• Around 50,000-60,000 crates were circulated everyday in the market in a
cycle. Breads needed to be delivered within 3-4 hours. Therefore, crates
were handled roughly. They were stacked inside a truck and transported to
• Normally, no empty space was left in the trucks. Usually one person on the
truck (3.5-4 ft. high) handed over the crates to two persons on the ground
who carried them to the shops on the shoulder.
• These crates were dropped from the shoulders (4-4.5 ft. high) usually on
the concrete floor and hence the impact damaged the crates.
• The company organized a design
competition among the students
of the Indian Institute of
Technology (Delhi) to develop a
creative technology innovation so
that the crate could be carried at a
lower height thus reducing the
impact level, while not
compromising on the quantities
carried and also increase the trays’
resistance to cracking on falling on
• A presentation/video with
reference to the design statement
was shown to the participants who
were told that the original crate
must remain the same
• Among the competitors of harvest gold was the company manufacturing
premium bread under the brand name”perfect” which figured in most of
the premium stores and virtually all the 5 star joints in Delhi.
• Another competitor was modern foods which was located in busy
Lawrence road industrial area . It had 40% of market share in india’s bread
• The MFIL merged with HUL in sep 2006 , and 392 employees of MFIL from
initial strength of 2042 were now HUL employees
• HUL turned away from MFIL as it doesnot have its own distribution
network, it lacked quality standards, and grabbled with trade union
troubles and high production costs.
• The Modern bread brand was available in a wide variety of white
sandwich bread, brown bread, Atta (wheat flour) Shakti Bread and
Modern 7 Must Multigrain Bread in more than 50 towns across the
country, including major metros.
• “Modern Foods is contributing to both the top-line and bottomline of our
foods business,” said Prasad Pradhan, a spokesperson for HUL.
• Insiders say, however, that HUL was struggling with the Modern brand.
From 13 units, including those in key markets of Delhi, Jaipur, Indore,
Ranchi, Kochi, Kanpur, Kolkata and Chandigarh, it now had only six
operational units and brand franchisee arrangements with others across
• They couldn’t invest much because of investment
ceiling of Rs 30 million in the reserved sector of
• Hence, considered franchising its brand and
technology across the country as the ultimate future
option for the national presence.
• There were two major challenges faced by the
company in going national:
a) managing the distribution of fresh bread.
b) fulfilling the need for a good quality product
involving low cost techniques that the
customers could trust.
Importance of Brand Image
• Having a quality brand image is not only important for larger businesses, but smaller businesses as

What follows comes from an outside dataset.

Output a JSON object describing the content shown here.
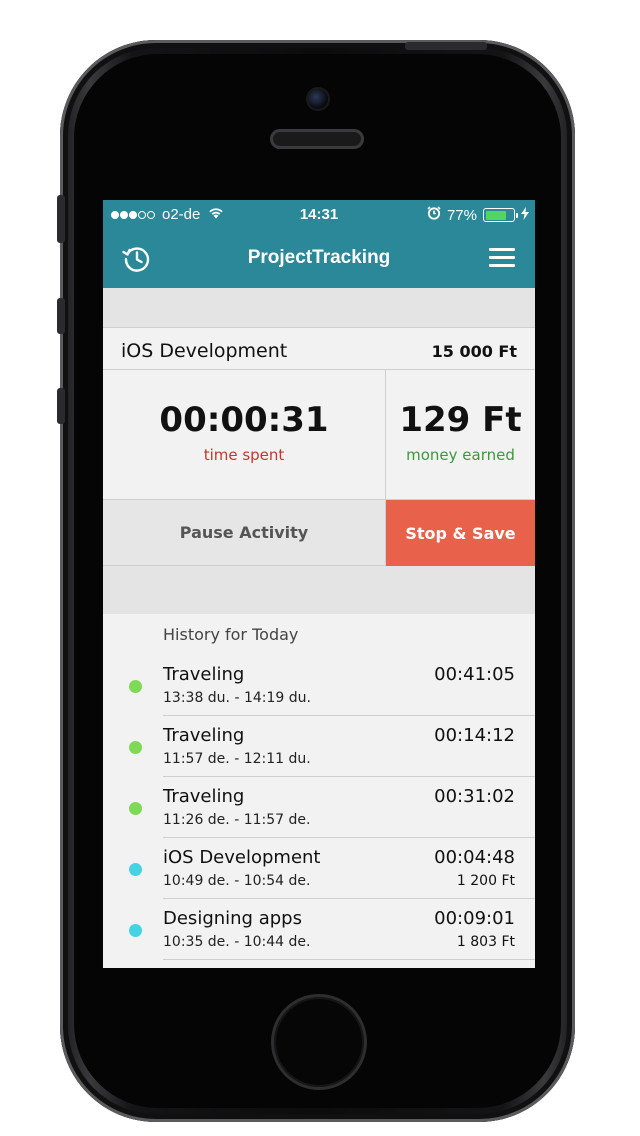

• Establishing a brand and your business’ image is one of the best ways to get consumers to connect
and engage with your business.
• A brand is more than the company logo; it is everything your business is about, from the mission
statement to the culture.
• Having a positive brand image helps your customers understand what your business is all about and
know what they can expect from you, your product or your service.
• Once your business’ brand is established and consistently implemented by all involved with your
company, recognition for your brand (and business) will grow.
• A well-developed brand image will help your business be perceived as reliable, experienced and
consumer-focused. This consistency will encourage consumers to make a connection with your
business and engage with you, and brand loyalty will begin to flourish.
• Brand loyalty is often times the reason consumers choose one product or service over another, and
the reason your business will be their first choice.
• The lifetime value of loyal consumers is far higher than non-loyal. Creating brand-loyal customers
should be the goal for any small business.